### About this task
Reprint every line of the data, keeping each character intact.

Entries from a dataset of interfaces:
= = = = =
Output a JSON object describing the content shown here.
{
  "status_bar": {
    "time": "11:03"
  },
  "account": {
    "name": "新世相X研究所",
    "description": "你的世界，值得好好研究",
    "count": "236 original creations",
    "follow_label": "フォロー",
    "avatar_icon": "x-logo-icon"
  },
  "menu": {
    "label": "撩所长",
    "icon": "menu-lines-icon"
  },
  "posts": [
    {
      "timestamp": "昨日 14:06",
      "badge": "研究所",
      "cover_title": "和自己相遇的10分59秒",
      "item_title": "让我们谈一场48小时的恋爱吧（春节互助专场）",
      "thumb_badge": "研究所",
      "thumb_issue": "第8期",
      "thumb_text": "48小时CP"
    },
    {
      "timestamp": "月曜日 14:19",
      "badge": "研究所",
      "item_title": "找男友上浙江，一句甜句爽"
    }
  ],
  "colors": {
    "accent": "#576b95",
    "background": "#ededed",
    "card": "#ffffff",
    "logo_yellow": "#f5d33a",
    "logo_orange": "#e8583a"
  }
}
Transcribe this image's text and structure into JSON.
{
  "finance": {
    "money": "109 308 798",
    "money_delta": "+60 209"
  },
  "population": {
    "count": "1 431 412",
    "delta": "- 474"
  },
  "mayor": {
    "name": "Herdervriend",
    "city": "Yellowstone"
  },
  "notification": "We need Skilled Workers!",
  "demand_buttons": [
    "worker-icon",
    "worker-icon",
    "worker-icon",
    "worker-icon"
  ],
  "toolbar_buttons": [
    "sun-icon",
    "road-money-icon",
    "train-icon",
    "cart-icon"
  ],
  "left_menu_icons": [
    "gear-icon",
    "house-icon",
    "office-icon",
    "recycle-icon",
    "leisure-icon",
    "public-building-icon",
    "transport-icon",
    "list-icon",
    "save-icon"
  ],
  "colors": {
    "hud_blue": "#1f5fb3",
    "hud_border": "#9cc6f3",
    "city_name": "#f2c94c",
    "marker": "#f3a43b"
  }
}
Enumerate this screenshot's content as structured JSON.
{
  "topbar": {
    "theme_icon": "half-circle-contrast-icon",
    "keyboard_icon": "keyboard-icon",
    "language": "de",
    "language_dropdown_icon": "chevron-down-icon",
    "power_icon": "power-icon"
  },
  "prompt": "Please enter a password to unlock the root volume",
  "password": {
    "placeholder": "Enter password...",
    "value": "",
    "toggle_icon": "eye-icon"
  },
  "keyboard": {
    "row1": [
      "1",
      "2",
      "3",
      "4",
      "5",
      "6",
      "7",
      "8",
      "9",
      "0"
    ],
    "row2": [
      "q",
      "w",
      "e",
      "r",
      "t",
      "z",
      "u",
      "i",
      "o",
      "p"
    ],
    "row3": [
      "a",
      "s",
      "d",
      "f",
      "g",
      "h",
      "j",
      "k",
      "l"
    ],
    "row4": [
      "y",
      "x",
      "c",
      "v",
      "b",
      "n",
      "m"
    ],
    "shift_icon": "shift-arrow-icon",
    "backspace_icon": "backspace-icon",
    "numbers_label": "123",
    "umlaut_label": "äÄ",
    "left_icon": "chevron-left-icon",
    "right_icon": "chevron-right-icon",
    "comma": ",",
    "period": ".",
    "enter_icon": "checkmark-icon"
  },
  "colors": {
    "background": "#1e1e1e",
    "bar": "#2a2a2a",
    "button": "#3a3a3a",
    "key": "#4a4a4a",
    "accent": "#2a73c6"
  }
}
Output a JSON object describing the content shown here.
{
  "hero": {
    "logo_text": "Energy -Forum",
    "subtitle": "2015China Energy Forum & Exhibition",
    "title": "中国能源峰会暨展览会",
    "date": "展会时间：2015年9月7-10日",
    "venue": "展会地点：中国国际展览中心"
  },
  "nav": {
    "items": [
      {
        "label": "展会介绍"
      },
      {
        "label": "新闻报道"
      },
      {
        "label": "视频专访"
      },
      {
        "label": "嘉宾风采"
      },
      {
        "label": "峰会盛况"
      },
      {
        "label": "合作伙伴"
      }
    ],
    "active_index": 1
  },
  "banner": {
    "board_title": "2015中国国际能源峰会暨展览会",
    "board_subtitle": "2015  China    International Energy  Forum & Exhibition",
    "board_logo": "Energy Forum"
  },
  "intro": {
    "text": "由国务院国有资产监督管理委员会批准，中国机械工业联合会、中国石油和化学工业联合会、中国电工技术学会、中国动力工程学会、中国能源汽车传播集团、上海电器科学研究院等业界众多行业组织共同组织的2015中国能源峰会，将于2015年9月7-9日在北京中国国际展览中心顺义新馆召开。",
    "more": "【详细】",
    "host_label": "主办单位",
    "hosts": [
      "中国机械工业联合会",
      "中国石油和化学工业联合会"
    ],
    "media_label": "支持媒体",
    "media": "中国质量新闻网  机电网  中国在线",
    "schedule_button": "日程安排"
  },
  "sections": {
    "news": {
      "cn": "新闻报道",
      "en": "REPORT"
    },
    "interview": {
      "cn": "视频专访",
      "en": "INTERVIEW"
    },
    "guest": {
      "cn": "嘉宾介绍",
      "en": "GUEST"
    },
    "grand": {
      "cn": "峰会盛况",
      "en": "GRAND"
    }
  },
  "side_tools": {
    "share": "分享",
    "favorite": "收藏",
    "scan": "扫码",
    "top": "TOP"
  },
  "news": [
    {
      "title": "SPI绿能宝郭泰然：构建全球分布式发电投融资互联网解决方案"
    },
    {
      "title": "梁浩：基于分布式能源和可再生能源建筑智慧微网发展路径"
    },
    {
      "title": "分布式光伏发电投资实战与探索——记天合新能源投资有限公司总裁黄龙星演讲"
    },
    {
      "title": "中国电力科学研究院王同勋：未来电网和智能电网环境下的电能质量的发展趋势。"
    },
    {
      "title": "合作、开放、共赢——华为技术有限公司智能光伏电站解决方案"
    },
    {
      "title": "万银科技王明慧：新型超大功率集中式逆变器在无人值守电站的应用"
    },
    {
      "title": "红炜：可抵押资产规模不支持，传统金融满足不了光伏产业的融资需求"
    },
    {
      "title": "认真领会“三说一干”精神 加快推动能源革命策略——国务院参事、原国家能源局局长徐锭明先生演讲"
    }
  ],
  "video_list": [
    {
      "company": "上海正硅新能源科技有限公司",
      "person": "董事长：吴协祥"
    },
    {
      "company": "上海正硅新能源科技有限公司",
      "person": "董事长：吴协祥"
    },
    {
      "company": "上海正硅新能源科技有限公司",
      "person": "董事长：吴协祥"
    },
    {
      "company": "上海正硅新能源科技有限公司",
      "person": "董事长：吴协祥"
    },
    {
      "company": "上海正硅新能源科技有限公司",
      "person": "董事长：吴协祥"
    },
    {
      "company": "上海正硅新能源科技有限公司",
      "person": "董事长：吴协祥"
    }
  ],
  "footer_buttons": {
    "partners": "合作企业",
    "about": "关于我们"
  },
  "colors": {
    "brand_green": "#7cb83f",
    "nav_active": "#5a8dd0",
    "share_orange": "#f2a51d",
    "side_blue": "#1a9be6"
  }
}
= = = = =
### Result below
Output a JSON object describing the content shown here.
{
  "status_bar": {
    "time": "11:03"
  },
  "account": {
    "name": "新世相X研究所",
    "description": "你的世界，值得好好研究",
    "count": "236 original creations",
    "follow_label": "フォロー",
    "avatar_icon": "x-logo-icon"
  },
  "menu": {
    "label": "撩所长",
    "icon": "menu-lines-icon"
  },
  "posts": [
    {
      "timestamp": "昨日 14:06",
      "badge": "研究所",
      "cover_title": "和自己相遇的10分59秒",
      "item_title": "让我们谈一场48小时的恋爱吧（春节互助专场）",
      "thumb_badge": "研究所",
      "thumb_issue": "第8期",
      "thumb_text": "48小时CP"
    },
    {
      "timestamp": "月曜日 14:19",
      "badge": "研究所",
      "item_title": "找男友上浙江，一句甜句爽"
    }
  ],
  "colors": {
    "accent": "#576b95",
    "background": "#ededed",
    "card": "#ffffff",
    "logo_yellow": "#f5d33a",
    "logo_orange": "#e8583a"
  }
}
Transcribe this image's text and structure into JSON.
{
  "finance": {
    "money": "109 308 798",
    "money_delta": "+60 209"
  },
  "population": {
    "count": "1 431 412",
    "delta": "- 474"
  },
  "mayor": {
    "name": "Herdervriend",
    "city": "Yellowstone"
  },
  "notification": "We need Skilled Workers!",
  "demand_buttons": [
    "worker-icon",
    "worker-icon",
    "worker-icon",
    "worker-icon"
  ],
  "toolbar_buttons": [
    "sun-icon",
    "road-money-icon",
    "train-icon",
    "cart-icon"
  ],
  "left_menu_icons": [
    "gear-icon",
    "house-icon",
    "office-icon",
    "recycle-icon",
    "leisure-icon",
    "public-building-icon",
    "transport-icon",
    "list-icon",
    "save-icon"
  ],
  "colors": {
    "hud_blue": "#1f5fb3",
    "hud_border": "#9cc6f3",
    "city_name": "#f2c94c",
    "marker": "#f3a43b"
  }
}
Enumerate this screenshot's content as structured JSON.
{
  "topbar": {
    "theme_icon": "half-circle-contrast-icon",
    "keyboard_icon": "keyboard-icon",
    "language": "de",
    "language_dropdown_icon": "chevron-down-icon",
    "power_icon": "power-icon"
  },
  "prompt": "Please enter a password to unlock the root volume",
  "password": {
    "placeholder": "Enter password...",
    "value": "",
    "toggle_icon": "eye-icon"
  },
  "keyboard": {
    "row1": [
      "1",
      "2",
      "3",
      "4",
      "5",
      "6",
      "7",
      "8",
      "9",
      "0"
    ],
    "row2": [
      "q",
      "w",
      "e",
      "r",
      "t",
      "z",
      "u",
      "i",
      "o",
      "p"
    ],
    "row3": [
      "a",
      "s",
      "d",
      "f",
      "g",
      "h",
      "j",
      "k",
      "l"
    ],
    "row4": [
      "y",
      "x",
      "c",
      "v",
      "b",
      "n",
      "m"
    ],
    "shift_icon": "shift-arrow-icon",
    "backspace_icon": "backspace-icon",
    "numbers_label": "123",
    "umlaut_label": "äÄ",
    "left_icon": "chevron-left-icon",
    "right_icon": "chevron-right-icon",
    "comma": ",",
    "period": ".",
    "enter_icon": "checkmark-icon"
  },
  "colors": {
    "background": "#1e1e1e",
    "bar": "#2a2a2a",
    "button": "#3a3a3a",
    "key": "#4a4a4a",
    "accent": "#2a73c6"
  }
}
Output a JSON object describing the content shown here.
{
  "hero": {
    "logo_text": "Energy -Forum",
    "subtitle": "2015China Energy Forum & Exhibition",
    "title": "中国能源峰会暨展览会",
    "date": "展会时间：2015年9月7-10日",
    "venue": "展会地点：中国国际展览中心"
  },
  "nav": {
    "items": [
      {
        "label": "展会介绍"
      },
      {
        "label": "新闻报道"
      },
      {
        "label": "视频专访"
      },
      {
        "label": "嘉宾风采"
      },
      {
        "label": "峰会盛况"
      },
      {
        "label": "合作伙伴"
      }
    ],
    "active_index": 1
  },
  "banner": {
    "board_title": "2015中国国际能源峰会暨展览会",
    "board_subtitle": "2015  China    International Energy  Forum & Exhibition",
    "board_logo": "Energy Forum"
  },
  "intro": {
    "text": "由国务院国有资产监督管理委员会批准，中国机械工业联合会、中国石油和化学工业联合会、中国电工技术学会、中国动力工程学会、中国能源汽车传播集团、上海电器科学研究院等业界众多行业组织共同组织的2015中国能源峰会，将于2015年9月7-9日在北京中国国际展览中心顺义新馆召开。",
    "more": "【详细】",
    "host_label": "主办单位",
    "hosts": [
      "中国机械工业联合会",
      "中国石油和化学工业联合会"
    ],
    "media_label": "支持媒体",
    "media": "中国质量新闻网  机电网  中国在线",
    "schedule_button": "日程安排"
  },
  "sections": {
    "news": {
      "cn": "新闻报道",
      "en": "REPORT"
    },
    "interview": {
      "cn": "视频专访",
      "en": "INTERVIEW"
    },
    "guest": {
      "cn": "嘉宾介绍",
      "en": "GUEST"
    },
    "grand": {
      "cn": "峰会盛况",
      "en": "GRAND"
    }
  },
  "side_tools": {
    "share": "分享",
    "favorite": "收藏",
    "scan": "扫码",
    "top": "TOP"
  },
  "news": [
    {
      "title": "SPI绿能宝郭泰然：构建全球分布式发电投融资互联网解决方案"
    },
    {
      "title": "梁浩：基于分布式能源和可再生能源建筑智慧微网发展路径"
    },
    {
      "title": "分布式光伏发电投资实战与探索——记天合新能源投资有限公司总裁黄龙星演讲"
    },
    {
      "title": "中国电力科学研究院王同勋：未来电网和智能电网环境下的电能质量的发展趋势。"
    },
    {
      "title": "合作、开放、共赢——华为技术有限公司智能光伏电站解决方案"
    },
    {
      "title": "万银科技王明慧：新型超大功率集中式逆变器在无人值守电站的应用"
    },
    {
      "title": "红炜：可抵押资产规模不支持，传统金融满足不了光伏产业的融资需求"
    },
    {
      "title": "认真领会“三说一干”精神 加快推动能源革命策略——国务院参事、原国家能源局局长徐锭明先生演讲"
    }
  ],
  "video_list": [
    {
      "company": "上海正硅新能源科技有限公司",
      "person": "董事长：吴协祥"
    },
    {
      "company": "上海正硅新能源科技有限公司",
      "person": "董事长：吴协祥"
    },
    {
      "company": "上海正硅新能源科技有限公司",
      "person": "董事长：吴协祥"
    },
    {
      "company": "上海正硅新能源科技有限公司",
      "person": "董事长：吴协祥"
    },
    {
      "company": "上海正硅新能源科技有限公司",
      "person": "董事长：吴协祥"
    },
    {
      "company": "上海正硅新能源科技有限公司",
      "person": "董事长：吴协祥"
    }
  ],
  "footer_buttons": {
    "partners": "合作企业",
    "about": "关于我们"
  },
  "colors": {
    "brand_green": "#7cb83f",
    "nav_active": "#5a8dd0",
    "share_orange": "#f2a51d",
    "side_blue": "#1a9be6"
  }
}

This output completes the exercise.